- Physical Activity: Avoid strenuous activities, heavy lifting, and vigorous exercise during the first week or as advised by your doctor.
- Diet: Eat a balanced and nutritious diet to support healing. Stay hydrated by drinking plenty of fluids.
- Follow Instructions: Follow any specific instructions provided by your doctor regarding medication, wound care, and activities.
- Showering: Depending on your doctor's guidance, you may be allowed to take a shower a day or two after the procedure. Avoid soaking the incisions in water.
- Driving: If you had general anesthesia or sedation, you might need someone to drive you home from the hospital or surgical center. Follow your doctor's advice on when you can resume driving.
- Follow-Up Appointment: Attend your scheduled follow-up appointment to assess your healing progress and address any concerns.
- Healing Time: It may take a few weeks for the incision sites to fully heal. Complete healing depends on individual factors and the surgical technique used.
- Resuming Activities: Gradually resume normal activities based on your doctor's recommendations. Avoid heavy lifting and strenuous exercise until you're fully healed.
- Physical Comfort: As your body heals, any discomfort or pain should gradually decrease.
- Birth Control: Continue using your current birth control method until your doctor confirms that the tubal ligation is effective.
Lifestyle changes after Tubal ligation(Tubectomy) procedure
After undergoing a tubal ligation procedure (tubectomy), there are generally no specific lifestyle changes that you need to make. The procedure itself does not usually require significant alterations to your daily routine. However, it's important to follow your doctor's recommendations for post-operative care and to continue practicing good overall health habits. Here are a few points to consider:
- Rest and Recovery: Allow yourself adequate rest during the initial recovery period. Give your body time to heal from the surgical procedure.
- Physical Activity: While you can resume light activities shortly after the procedure, avoid strenuous exercise, heavy lifting, and activities that strain the abdominal area for the first week or as advised by your doctor.
- Diet and Hydration: Maintain a balanced and nutritious diet to support healing.
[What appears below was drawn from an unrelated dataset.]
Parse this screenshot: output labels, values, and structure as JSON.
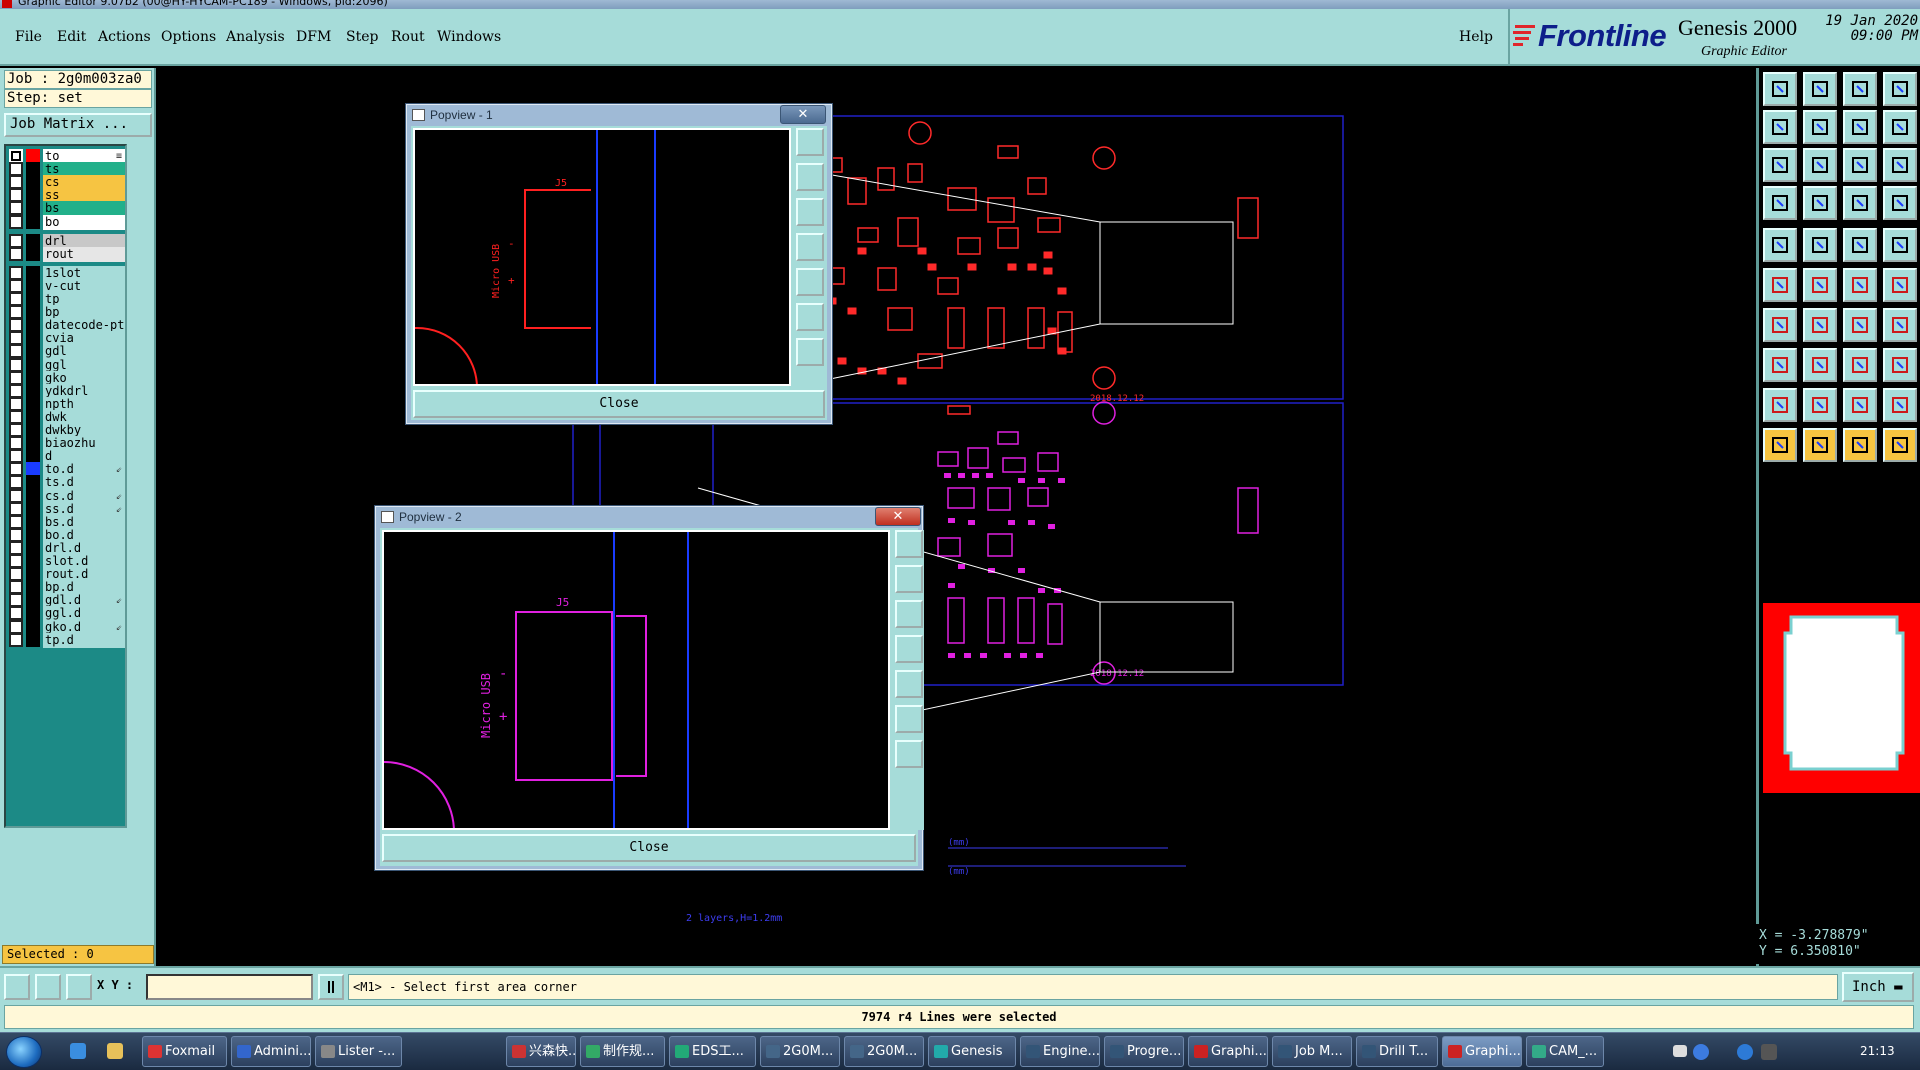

Staying hydrated is also important.
- Pain Management: If you experience discomfort or pain around the incision sites, take any prescribed pain medications as directed by your doctor. Over-the-counter pain relievers may also help if recommended by your healthcare provider.
- Incision Care: Follow your doctor's instructions for incision care to prevent infection. Keep the incision areas clean and dry.
- Birth Control: Continue using your current birth control method until your doctor confirms the effectiveness of the tubal ligation.
- Sexual Activity: While you can generally resume sexual activity once you feel comfortable, follow your doctor's advice regarding timing and precautions.
- Follow-Up Appointments: Attend your scheduled follow-up appointments to monitor your healing progress and address any concerns.
- Emotional Well-Being: Remember that tubal ligation is a permanent form of contraception. If you have any emotional or psychological concerns about the procedure, consider discussing them with a healthcare provider or counselor.
- Communication: Keep an open line of communication with your healthcare provider. If you have any questions or concerns during your recovery, don't hesitate to reach out.